The next, and perhaps most important expectation, depending upon the reader, is for a book to be solidly and soundly edited. It isn’t enough to put the words on a page. No, the words have to make sense in order to keep the reader’s focus upon the characters and their lives, and off of easily avoidable mistakes such as poor sentence structure and misused words; not to mention the fact a strong editor is there for support, to help the author make sure the narrative flows, that transitions are smooth, that the storyline makes sense, and that the characters behave in a way that will endear them in some small or significant way to the reader.
Which leads to dialogue and the way in which the characters are positioned to tell their story. If anyone believes dialogue isn’t crucial to the solid foundation of a book, think about it as a real-world cue for interacting with each other. Even the most inane conversation can be entertaining, but if it doesn’t provide the motivation for participation, or worse, if it merely boggles the mind and leaves you feeling as though you’ve missed out on some critical details, it’s a lost cause because, honestly, that’s the cue to tune-out. Characters who don’t engage in somewhat interesting and marginally intelligent dialogue that serves to advance the plot and exposes them beyond a single dimension isn’t likely to hold the reader’s attention. Characters don’t necessarily have to be brilliant conversationalists, but it does help immensely if they’re likable, or are at least somewhat endearing in the face of their copious flaws. If there’s no one single character insinuated in the story with whom I’d want to spend time getting to know, what is there to make me care about what happens to them? The answer: nothing, really.
There are few who are more in awe than I am of the ability to create, which means there are few who dislike more than I do not thoroughly loving a book. Unfortunately, Feast, Stray, Love took on an interesting premise—a man who ends up with some unusual side effects to cope with after a botched brain surgery, all mixed in with a side of cannibalism—then placed it in a non-descript setting, filled it with characters and a plotline that were not even close to fully fleshed out (pardon the pun), and in the end, became a lost cause for me.
I wish I could have related to this one as a decent horror story, or at the very least, a wicked bit of satire, but it simply didn’t happen.
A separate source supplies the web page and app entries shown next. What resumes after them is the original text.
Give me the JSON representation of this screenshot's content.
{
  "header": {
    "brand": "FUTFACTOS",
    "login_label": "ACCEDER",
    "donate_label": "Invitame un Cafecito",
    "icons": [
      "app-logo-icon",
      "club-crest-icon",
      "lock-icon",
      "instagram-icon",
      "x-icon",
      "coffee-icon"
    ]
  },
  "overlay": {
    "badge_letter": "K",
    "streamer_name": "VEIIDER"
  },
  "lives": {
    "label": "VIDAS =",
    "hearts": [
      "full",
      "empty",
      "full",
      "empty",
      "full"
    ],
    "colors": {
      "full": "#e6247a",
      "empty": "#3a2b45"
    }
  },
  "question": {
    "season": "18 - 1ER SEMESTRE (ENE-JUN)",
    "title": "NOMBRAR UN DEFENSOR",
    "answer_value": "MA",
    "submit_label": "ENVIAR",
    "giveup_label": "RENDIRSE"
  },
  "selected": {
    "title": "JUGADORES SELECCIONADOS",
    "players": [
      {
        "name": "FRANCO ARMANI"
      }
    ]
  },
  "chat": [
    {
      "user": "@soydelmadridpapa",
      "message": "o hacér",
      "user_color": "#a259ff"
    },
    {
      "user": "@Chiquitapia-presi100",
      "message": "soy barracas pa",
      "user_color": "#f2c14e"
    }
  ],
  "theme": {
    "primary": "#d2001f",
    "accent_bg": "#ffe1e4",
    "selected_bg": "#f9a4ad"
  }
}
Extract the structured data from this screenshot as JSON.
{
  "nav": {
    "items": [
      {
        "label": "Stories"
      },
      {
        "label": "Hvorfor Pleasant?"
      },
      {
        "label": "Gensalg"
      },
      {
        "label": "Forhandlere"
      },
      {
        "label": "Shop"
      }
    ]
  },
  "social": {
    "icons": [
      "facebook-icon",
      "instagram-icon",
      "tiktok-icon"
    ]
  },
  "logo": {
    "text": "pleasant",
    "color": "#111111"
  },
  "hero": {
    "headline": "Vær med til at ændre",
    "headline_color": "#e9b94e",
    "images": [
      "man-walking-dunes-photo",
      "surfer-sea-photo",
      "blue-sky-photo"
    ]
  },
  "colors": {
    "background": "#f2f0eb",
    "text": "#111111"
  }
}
I can’t recommend this book but will give it 2 stars because I think the author has potential, especially with the help of a good editor and proofreader.